Work item: Set down the data that follows again, exactly as written.

Source information:
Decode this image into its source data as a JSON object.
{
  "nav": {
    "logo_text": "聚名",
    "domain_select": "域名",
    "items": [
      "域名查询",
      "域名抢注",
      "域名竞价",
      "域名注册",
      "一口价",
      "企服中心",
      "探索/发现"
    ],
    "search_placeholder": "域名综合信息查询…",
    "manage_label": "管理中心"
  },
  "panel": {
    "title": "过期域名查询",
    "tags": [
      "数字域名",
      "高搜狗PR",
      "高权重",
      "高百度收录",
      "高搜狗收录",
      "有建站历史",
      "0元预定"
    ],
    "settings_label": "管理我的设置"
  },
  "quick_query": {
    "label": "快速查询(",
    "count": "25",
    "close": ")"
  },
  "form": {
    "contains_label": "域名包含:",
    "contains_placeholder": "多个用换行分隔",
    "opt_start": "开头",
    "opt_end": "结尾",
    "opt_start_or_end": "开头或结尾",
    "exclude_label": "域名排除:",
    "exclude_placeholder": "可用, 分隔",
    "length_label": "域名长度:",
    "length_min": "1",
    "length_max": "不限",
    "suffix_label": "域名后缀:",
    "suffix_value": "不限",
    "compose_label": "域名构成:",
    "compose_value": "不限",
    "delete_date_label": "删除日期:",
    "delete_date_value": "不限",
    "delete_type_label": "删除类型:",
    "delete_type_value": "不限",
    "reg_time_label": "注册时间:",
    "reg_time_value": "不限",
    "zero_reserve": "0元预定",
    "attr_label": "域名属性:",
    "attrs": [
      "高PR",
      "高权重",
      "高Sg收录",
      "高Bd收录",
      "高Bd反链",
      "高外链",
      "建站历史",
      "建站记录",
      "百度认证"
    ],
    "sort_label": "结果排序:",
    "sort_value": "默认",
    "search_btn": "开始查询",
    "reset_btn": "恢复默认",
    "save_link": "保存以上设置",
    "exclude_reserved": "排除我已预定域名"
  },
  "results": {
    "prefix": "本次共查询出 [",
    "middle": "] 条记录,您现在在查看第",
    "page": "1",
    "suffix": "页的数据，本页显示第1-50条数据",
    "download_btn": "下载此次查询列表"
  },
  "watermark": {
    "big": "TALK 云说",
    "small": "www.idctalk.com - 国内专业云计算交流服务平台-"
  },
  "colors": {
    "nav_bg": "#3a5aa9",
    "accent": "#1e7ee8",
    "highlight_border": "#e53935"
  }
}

Answer space:
Decode this image into its source data as a JSON object.
{
  "nav": {
    "logo_text": "聚名",
    "domain_select": "域名",
    "items": [
      "域名查询",
      "域名抢注",
      "域名竞价",
      "域名注册",
      "一口价",
      "企服中心",
      "探索/发现"
    ],
    "search_placeholder": "域名综合信息查询…",
    "manage_label": "管理中心"
  },
  "panel": {
    "title": "过期域名查询",
    "tags": [
      "数字域名",
      "高搜狗PR",
      "高权重",
      "高百度收录",
      "高搜狗收录",
      "有建站历史",
      "0元预定"
    ],
    "settings_label": "管理我的设置"
  },
  "quick_query": {
    "label": "快速查询(",
    "count": "25",
    "close": ")"
  },
  "form": {
    "contains_label": "域名包含:",
    "contains_placeholder": "多个用换行分隔",
    "opt_start": "开头",
    "opt_end": "结尾",
    "opt_start_or_end": "开头或结尾",
    "exclude_label": "域名排除:",
    "exclude_placeholder": "可用, 分隔",
    "length_label": "域名长度:",
    "length_min": "1",
    "length_max": "不限",
    "suffix_label": "域名后缀:",
    "suffix_value": "不限",
    "compose_label": "域名构成:",
    "compose_value": "不限",
    "delete_date_label": "删除日期:",
    "delete_date_value": "不限",
    "delete_type_label": "删除类型:",
    "delete_type_value": "不限",
    "reg_time_label": "注册时间:",
    "reg_time_value": "不限",
    "zero_reserve": "0元预定",
    "attr_label": "域名属性:",
    "attrs": [
      "高PR",
      "高权重",
      "高Sg收录",
      "高Bd收录",
      "高Bd反链",
      "高外链",
      "建站历史",
      "建站记录",
      "百度认证"
    ],
    "sort_label": "结果排序:",
    "sort_value": "默认",
    "search_btn": "开始查询",
    "reset_btn": "恢复默认",
    "save_link": "保存以上设置",
    "exclude_reserved": "排除我已预定域名"
  },
  "results": {
    "prefix": "本次共查询出 [",
    "middle": "] 条记录,您现在在查看第",
    "page": "1",
    "suffix": "页的数据，本页显示第1-50条数据",
    "download_btn": "下载此次查询列表"
  },
  "watermark": {
    "big": "TALK 云说",
    "small": "www.idctalk.com - 国内专业云计算交流服务平台-"
  },
  "colors": {
    "nav_bg": "#3a5aa9",
    "accent": "#1e7ee8",
    "highlight_border": "#e53935"
  }
}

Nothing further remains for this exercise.